SUPPLIED INFORMATION:
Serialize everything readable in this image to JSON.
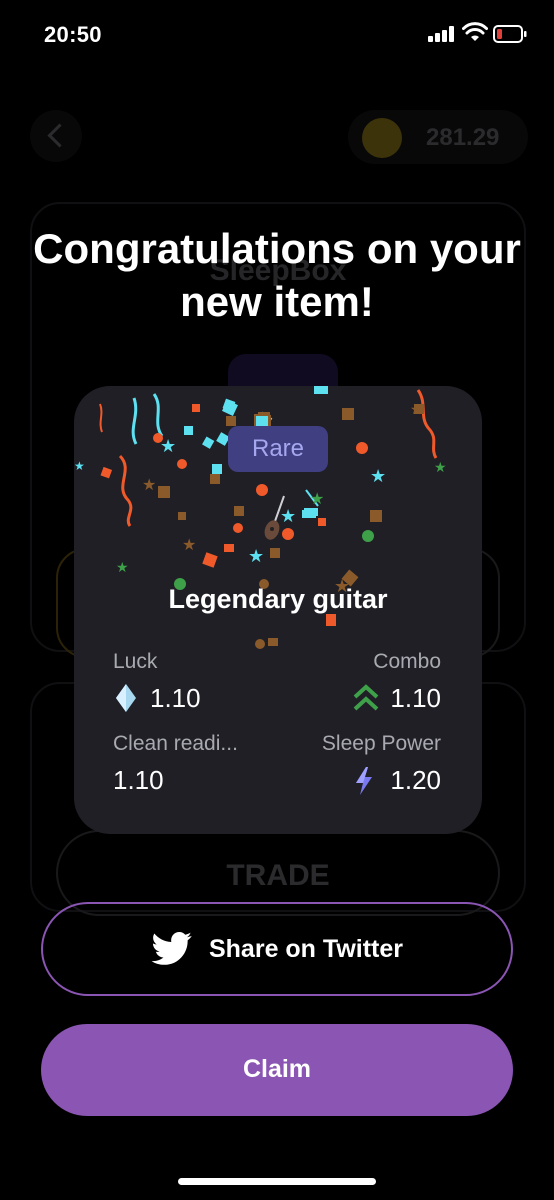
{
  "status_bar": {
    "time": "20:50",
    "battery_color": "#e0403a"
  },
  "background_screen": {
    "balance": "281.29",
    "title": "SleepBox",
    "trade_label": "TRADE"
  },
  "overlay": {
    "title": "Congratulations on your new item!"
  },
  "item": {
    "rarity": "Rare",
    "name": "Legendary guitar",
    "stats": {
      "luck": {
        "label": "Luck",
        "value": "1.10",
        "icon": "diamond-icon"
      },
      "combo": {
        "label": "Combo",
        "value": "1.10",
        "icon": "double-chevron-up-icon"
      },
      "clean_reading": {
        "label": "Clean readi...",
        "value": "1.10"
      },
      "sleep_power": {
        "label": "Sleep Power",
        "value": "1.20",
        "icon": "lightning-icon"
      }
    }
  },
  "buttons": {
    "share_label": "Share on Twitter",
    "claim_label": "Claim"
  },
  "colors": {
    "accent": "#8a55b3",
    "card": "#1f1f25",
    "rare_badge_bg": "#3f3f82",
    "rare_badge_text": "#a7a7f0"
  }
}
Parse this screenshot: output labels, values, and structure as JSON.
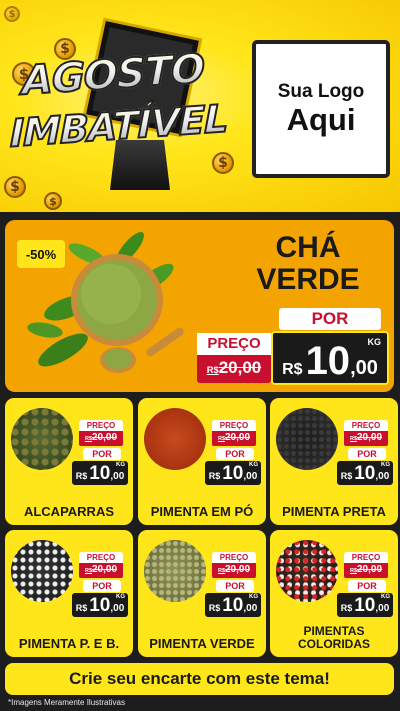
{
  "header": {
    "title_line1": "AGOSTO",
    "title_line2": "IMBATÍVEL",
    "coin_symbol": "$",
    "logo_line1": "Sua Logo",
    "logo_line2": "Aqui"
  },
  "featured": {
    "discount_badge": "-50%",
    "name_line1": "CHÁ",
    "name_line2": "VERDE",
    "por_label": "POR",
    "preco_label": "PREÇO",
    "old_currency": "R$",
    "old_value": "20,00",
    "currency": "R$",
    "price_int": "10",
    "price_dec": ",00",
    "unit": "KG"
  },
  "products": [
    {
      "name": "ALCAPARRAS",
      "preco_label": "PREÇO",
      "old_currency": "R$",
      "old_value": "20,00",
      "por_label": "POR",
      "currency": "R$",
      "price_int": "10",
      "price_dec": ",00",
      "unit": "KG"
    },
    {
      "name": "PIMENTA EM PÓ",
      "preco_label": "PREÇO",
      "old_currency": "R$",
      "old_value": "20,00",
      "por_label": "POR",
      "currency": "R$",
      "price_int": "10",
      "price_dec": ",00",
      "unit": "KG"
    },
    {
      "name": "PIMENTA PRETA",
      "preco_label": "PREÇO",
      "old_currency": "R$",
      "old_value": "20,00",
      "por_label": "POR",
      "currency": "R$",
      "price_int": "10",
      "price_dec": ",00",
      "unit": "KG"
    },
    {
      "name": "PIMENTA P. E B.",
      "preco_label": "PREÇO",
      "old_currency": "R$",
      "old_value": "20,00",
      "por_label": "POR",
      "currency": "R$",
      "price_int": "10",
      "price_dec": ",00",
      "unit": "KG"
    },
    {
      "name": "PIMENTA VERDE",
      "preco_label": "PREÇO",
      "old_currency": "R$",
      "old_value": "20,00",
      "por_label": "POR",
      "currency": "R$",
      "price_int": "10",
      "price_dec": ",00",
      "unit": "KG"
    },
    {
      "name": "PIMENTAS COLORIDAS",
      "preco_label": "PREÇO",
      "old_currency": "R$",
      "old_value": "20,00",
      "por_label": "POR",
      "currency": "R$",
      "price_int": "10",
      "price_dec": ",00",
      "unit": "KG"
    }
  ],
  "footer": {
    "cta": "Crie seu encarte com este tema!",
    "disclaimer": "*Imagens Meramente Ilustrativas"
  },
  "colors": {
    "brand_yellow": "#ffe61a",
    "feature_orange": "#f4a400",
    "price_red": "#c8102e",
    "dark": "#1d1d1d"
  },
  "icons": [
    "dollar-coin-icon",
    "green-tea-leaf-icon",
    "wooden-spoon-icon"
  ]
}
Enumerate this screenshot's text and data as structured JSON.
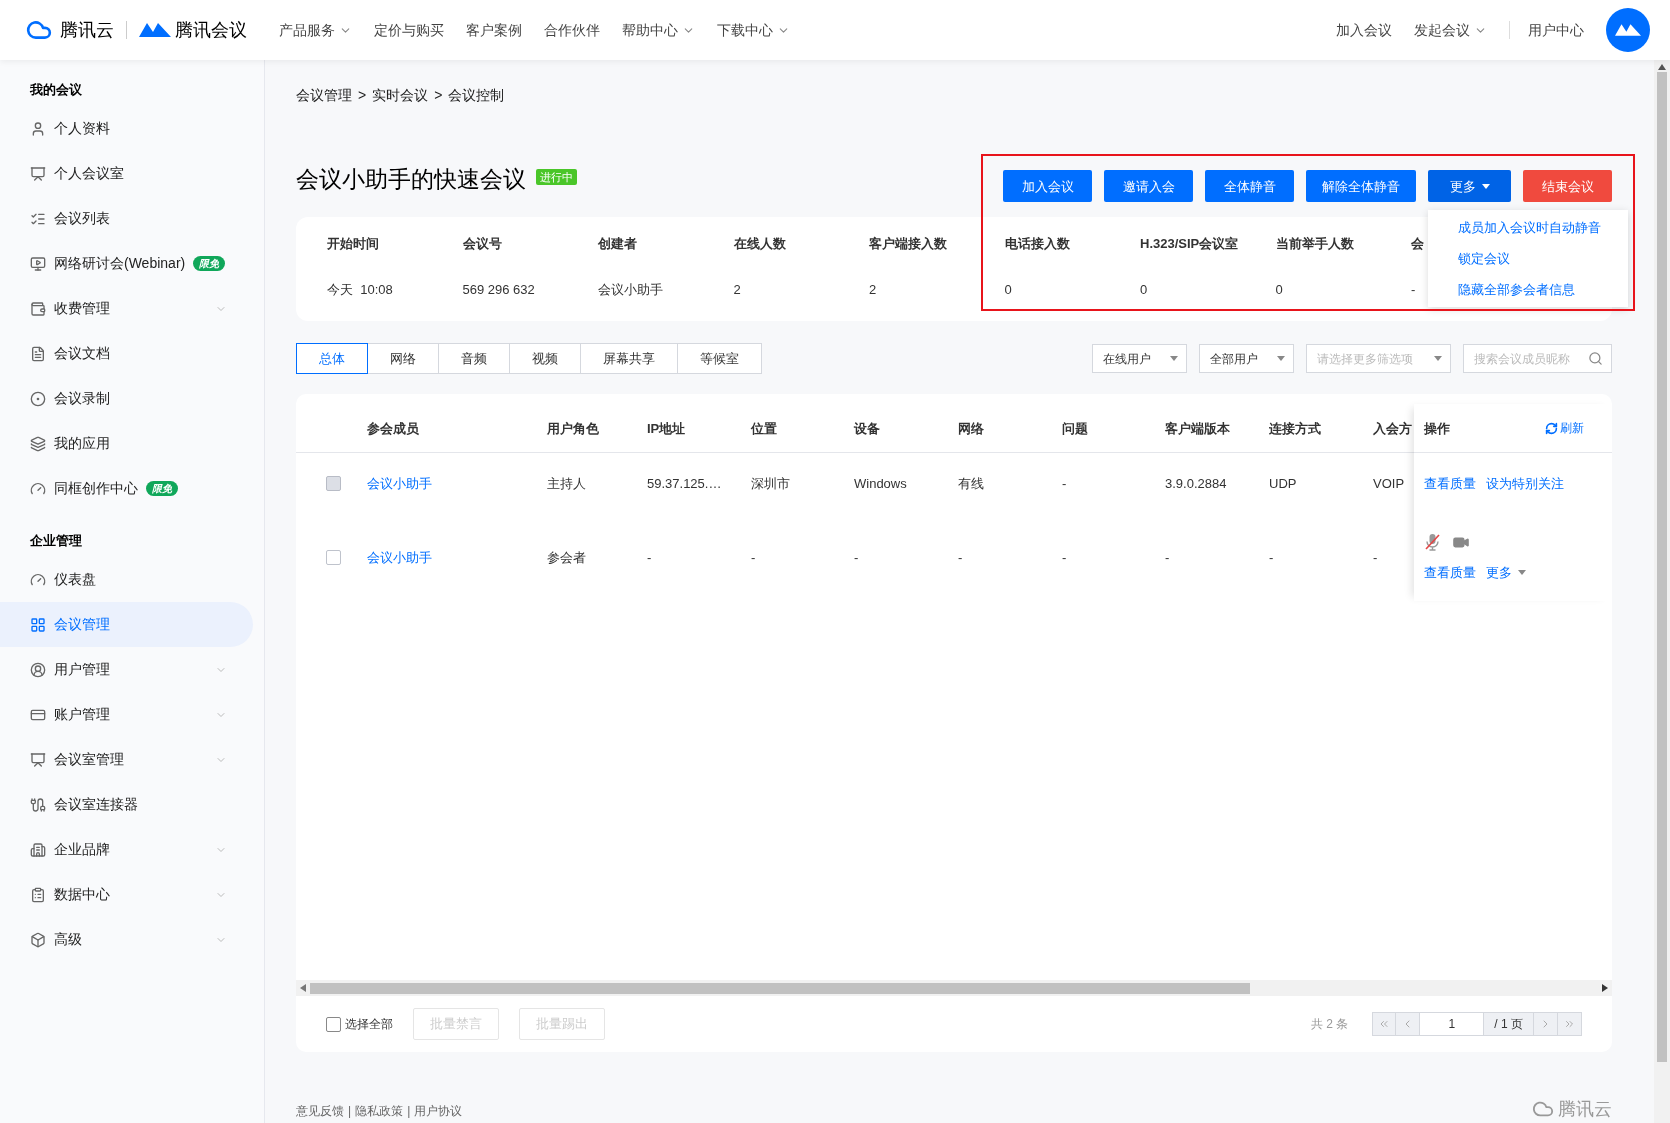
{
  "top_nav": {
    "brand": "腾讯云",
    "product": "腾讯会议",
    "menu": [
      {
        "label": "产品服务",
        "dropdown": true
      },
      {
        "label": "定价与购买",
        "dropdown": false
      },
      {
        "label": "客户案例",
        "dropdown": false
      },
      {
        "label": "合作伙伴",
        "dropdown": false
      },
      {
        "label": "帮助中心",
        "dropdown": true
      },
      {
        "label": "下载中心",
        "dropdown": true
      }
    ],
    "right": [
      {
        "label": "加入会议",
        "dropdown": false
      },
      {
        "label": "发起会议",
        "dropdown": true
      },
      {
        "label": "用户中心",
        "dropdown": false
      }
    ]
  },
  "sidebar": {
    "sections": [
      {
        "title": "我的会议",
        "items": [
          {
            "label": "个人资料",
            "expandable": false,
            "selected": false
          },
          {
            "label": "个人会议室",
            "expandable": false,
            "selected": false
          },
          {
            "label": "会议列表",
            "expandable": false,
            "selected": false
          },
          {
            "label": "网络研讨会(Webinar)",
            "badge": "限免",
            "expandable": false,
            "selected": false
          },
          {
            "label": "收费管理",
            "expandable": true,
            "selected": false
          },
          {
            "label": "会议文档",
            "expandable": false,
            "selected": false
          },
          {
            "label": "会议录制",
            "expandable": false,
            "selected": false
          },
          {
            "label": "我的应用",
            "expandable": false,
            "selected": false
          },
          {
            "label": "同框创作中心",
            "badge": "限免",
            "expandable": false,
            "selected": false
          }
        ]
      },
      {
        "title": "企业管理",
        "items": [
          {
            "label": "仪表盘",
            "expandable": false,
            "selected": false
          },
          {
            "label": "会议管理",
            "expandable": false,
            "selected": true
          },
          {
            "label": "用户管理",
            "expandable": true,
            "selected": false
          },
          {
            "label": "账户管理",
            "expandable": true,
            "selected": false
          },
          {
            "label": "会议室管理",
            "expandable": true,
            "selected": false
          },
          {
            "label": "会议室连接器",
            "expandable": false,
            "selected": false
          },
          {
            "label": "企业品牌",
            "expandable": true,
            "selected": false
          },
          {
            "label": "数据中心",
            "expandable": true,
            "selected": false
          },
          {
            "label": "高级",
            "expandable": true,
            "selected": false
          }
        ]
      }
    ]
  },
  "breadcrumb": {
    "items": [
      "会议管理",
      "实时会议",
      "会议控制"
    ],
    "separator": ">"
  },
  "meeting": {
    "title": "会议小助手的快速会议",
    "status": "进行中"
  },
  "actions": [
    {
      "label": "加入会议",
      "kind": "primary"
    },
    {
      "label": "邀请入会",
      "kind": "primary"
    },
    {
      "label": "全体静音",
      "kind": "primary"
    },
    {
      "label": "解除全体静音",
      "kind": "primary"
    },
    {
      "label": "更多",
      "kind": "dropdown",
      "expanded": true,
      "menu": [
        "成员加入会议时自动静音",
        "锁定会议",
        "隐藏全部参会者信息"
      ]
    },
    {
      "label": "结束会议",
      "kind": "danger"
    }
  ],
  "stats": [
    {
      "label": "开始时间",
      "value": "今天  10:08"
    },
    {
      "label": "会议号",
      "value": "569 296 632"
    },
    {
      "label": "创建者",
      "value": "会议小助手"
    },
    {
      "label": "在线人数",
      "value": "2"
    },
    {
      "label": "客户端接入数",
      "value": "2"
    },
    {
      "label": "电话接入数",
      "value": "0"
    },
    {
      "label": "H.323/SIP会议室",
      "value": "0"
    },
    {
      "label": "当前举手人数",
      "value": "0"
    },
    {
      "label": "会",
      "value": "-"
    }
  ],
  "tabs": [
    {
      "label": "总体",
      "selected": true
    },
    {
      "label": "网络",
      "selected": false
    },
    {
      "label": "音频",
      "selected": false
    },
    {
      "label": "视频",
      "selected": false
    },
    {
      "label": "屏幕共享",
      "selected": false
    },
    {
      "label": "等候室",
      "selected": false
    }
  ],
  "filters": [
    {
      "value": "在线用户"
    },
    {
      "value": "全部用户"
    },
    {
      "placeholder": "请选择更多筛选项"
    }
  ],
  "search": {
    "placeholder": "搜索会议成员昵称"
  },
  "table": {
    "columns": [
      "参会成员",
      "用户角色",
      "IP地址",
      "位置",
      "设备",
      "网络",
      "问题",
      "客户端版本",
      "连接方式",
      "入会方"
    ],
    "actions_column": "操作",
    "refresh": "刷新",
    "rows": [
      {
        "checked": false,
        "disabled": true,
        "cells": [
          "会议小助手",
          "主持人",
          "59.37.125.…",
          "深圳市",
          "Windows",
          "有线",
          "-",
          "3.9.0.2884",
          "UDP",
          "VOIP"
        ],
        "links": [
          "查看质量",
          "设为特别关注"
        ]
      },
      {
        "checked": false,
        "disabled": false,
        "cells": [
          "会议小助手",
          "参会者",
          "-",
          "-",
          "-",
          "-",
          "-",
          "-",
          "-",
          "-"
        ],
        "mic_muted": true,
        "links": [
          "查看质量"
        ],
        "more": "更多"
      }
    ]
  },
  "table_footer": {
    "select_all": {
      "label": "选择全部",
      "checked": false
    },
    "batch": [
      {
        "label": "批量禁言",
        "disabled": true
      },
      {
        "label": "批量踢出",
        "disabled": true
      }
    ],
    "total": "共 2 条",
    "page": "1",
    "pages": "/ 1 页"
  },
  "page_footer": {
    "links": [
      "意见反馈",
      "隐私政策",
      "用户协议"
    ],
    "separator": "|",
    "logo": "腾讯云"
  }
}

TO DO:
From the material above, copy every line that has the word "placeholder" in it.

ANSWER FOR THE TASK:
      "placeholder": "请选择更多筛选项"
    "placeholder": "搜索会议成员昵称"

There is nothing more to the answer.